# Simplify geometry

Which is the best way to convert a complex multipolygon into simple and "merged" polygon?

For example, the red stroked polygon (drawn by hand of course) is the simplified version of the white multipolygon one:

The aim is to get rid of the little polygons by generalizing the zone, also, there is a multipolygon that could be converted into 2 simplified polygons features or a simplified multipolygon feature:

The purpose of doing this is to find a way to optimize an elasticsearch geo_shape index for searching geofenced queries. In this case, low resolution works to test the search capabilities.

link to the geojson gist. Original Norway shape was extracted from a kml and already simplified with `ogr2ogr -simplify 0.125`.

• Please take the Tour, which explains how our "Focused question / Best answer" model operates. Questions about "best" methods fare poorly here. Polygon generalization is a large and complex topic without the difficulty introduced by multipart archipelagos. – Vince May 17 '18 at 10:27
• what are your tools? GDAL/OGR obviously, QGIS? PostGIS? there's e.g. the old buffer-in/buffer-out trick or `ST_ConvexHull` via sqlite SQL in ogr2ogr (you can also dump your Mulits) – ThingumaBob May 17 '18 at 10:36
• Vincen thanks, in your comment you are assuming that people making questions knows the complete jargon and have an average level of knowledge in the specific domain. In StackOverflow I have help people just "assimilating" what they wanted to know, even when language barriers, without having a dump of their mind in the correct encoding, are we computers or humans?. Robin took the time to make the point and explain the answer, which makes him a real contributor, not a moderating machine. – panchicore May 17 '18 at 11:58
• If just for searching, a simple bounding box should do the trick – Matt May 17 '18 at 14:36

## 1 Answer

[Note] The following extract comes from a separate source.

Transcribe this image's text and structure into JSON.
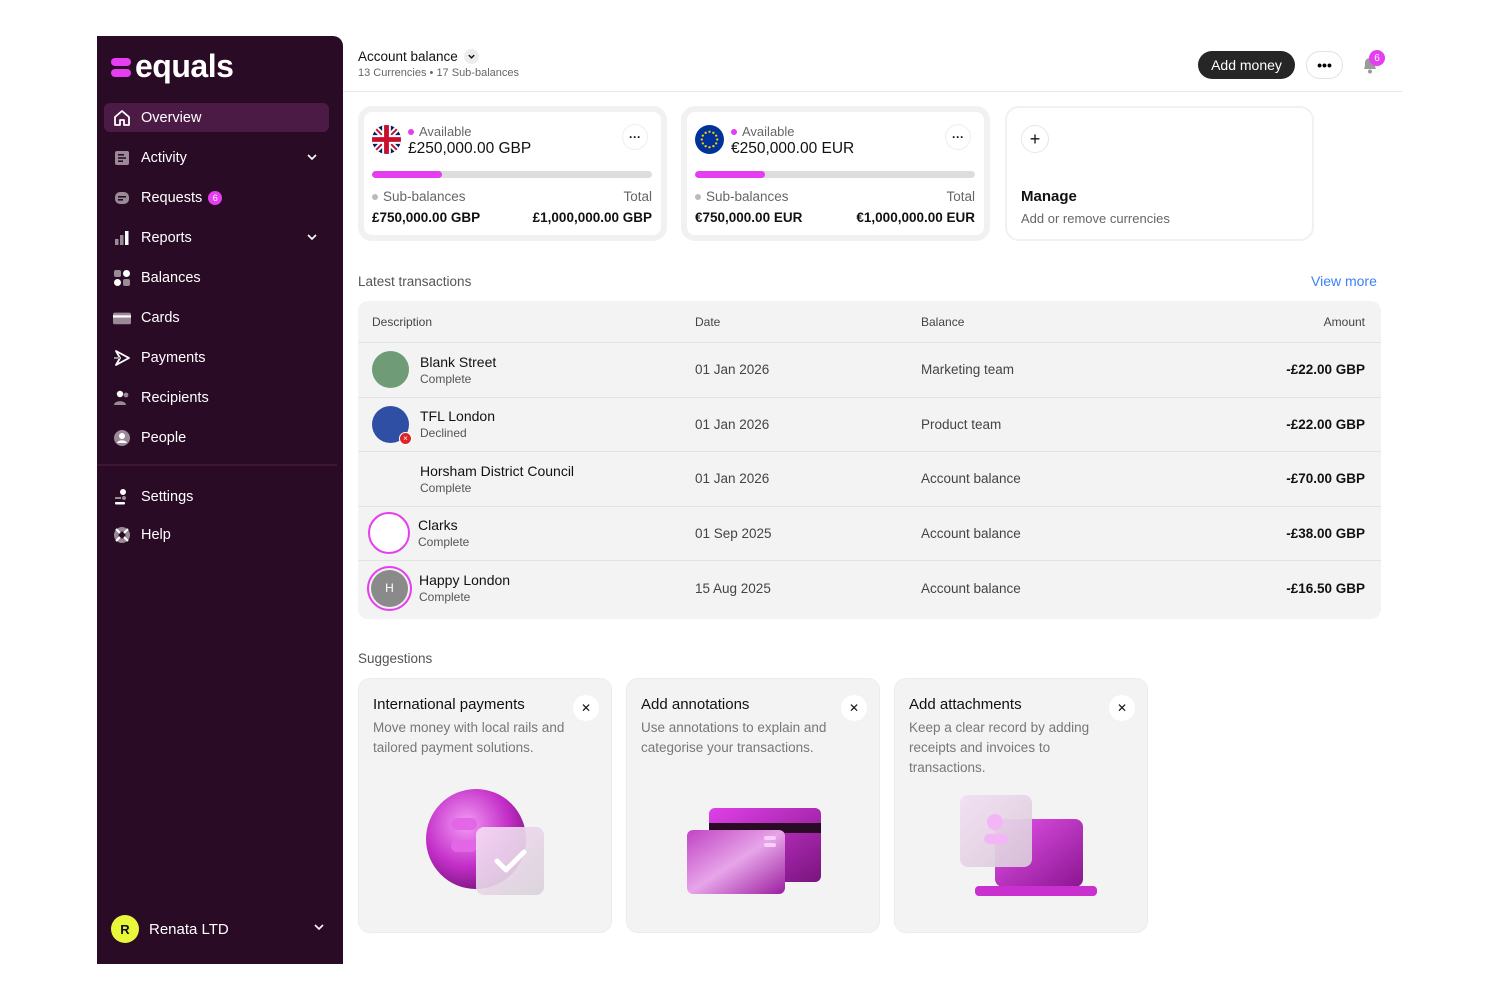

I see multiples ways to answer this complex problem, but do remember this is a complex and not really closed topic, like Vince said. First, if you want to test, you should probably import your data in Postgis to quickly test and see the result, then look for other tools/library if you want to industrialyze (or just read or export from Postgis), that's usually what I do.

The 2 simplest ways that I see right now are:

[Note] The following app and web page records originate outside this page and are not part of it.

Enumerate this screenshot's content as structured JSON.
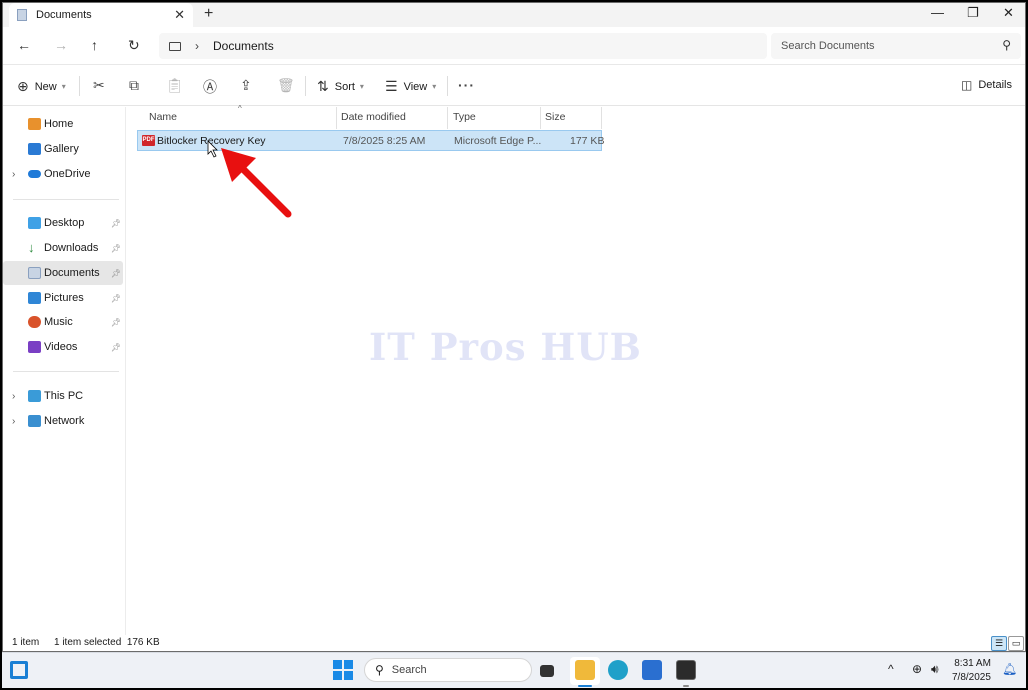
{
  "window": {
    "tab_title": "Documents",
    "new_tab": "+",
    "controls": {
      "minimize": "—",
      "maximize": "❐",
      "close": "✕"
    }
  },
  "nav": {
    "back": "←",
    "forward": "→",
    "up": "↑",
    "refresh": "↻",
    "breadcrumb_sep": "›",
    "breadcrumb": "Documents",
    "search_placeholder": "Search Documents"
  },
  "commands": {
    "new": "New",
    "sort": "Sort",
    "view": "View",
    "more": "···",
    "details": "Details"
  },
  "sidebar": {
    "items": [
      {
        "label": "Home",
        "icon": "home-icon",
        "color": "#e8912d"
      },
      {
        "label": "Gallery",
        "icon": "gallery-icon",
        "color": "#2a7ad4"
      },
      {
        "label": "OneDrive",
        "icon": "cloud-icon",
        "color": "#1f7ad8"
      },
      {
        "label": "Desktop",
        "icon": "desktop-icon",
        "color": "#3fa1e6"
      },
      {
        "label": "Downloads",
        "icon": "download-icon",
        "color": "#2d8a3e"
      },
      {
        "label": "Documents",
        "icon": "documents-icon",
        "color": "#8aa0bf"
      },
      {
        "label": "Pictures",
        "icon": "pictures-icon",
        "color": "#2f86d6"
      },
      {
        "label": "Music",
        "icon": "music-icon",
        "color": "#d9532b"
      },
      {
        "label": "Videos",
        "icon": "videos-icon",
        "color": "#7a3fc4"
      },
      {
        "label": "This PC",
        "icon": "pc-icon",
        "color": "#3a9bd8"
      },
      {
        "label": "Network",
        "icon": "network-icon",
        "color": "#3a8fd0"
      }
    ]
  },
  "columns": [
    "Name",
    "Date modified",
    "Type",
    "Size"
  ],
  "files": [
    {
      "name": "Bitlocker Recovery Key",
      "date": "7/8/2025 8:25 AM",
      "type": "Microsoft Edge P...",
      "size": "177 KB",
      "icon_text": "PDF"
    }
  ],
  "watermark": "IT Pros HUB",
  "status": {
    "count": "1 item",
    "selection": "1 item selected  176 KB"
  },
  "taskbar": {
    "search_label": "Search",
    "time": "8:31 AM",
    "date": "7/8/2025"
  }
}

• ST_ConcaveHull : it should do the trick, but it's often a little difficult to find the best parameter, but it should be the cleanest.
• An algorithme called dilatation-erosion: you do a positive buffer, you union your geometry, and do a negative buffer after. The difficulty is also to find the good size for the buffer but it's more trivial to understand the effect of this parameter. For example in Postgis: ST_Buffer(ST_Union(ST_Buffer(geom, 1000)), -1000). Depending of the size of the buffer, you could still have multiple parts in your geometry. Maybe you should adjust this parameter depending of the largest distance between your polygons.

The resulting polygon should ensure you to not leave any part of your initial polygons appart. You can use a ST_Simplify after if you want to be sure to have a small number of points in your polygon.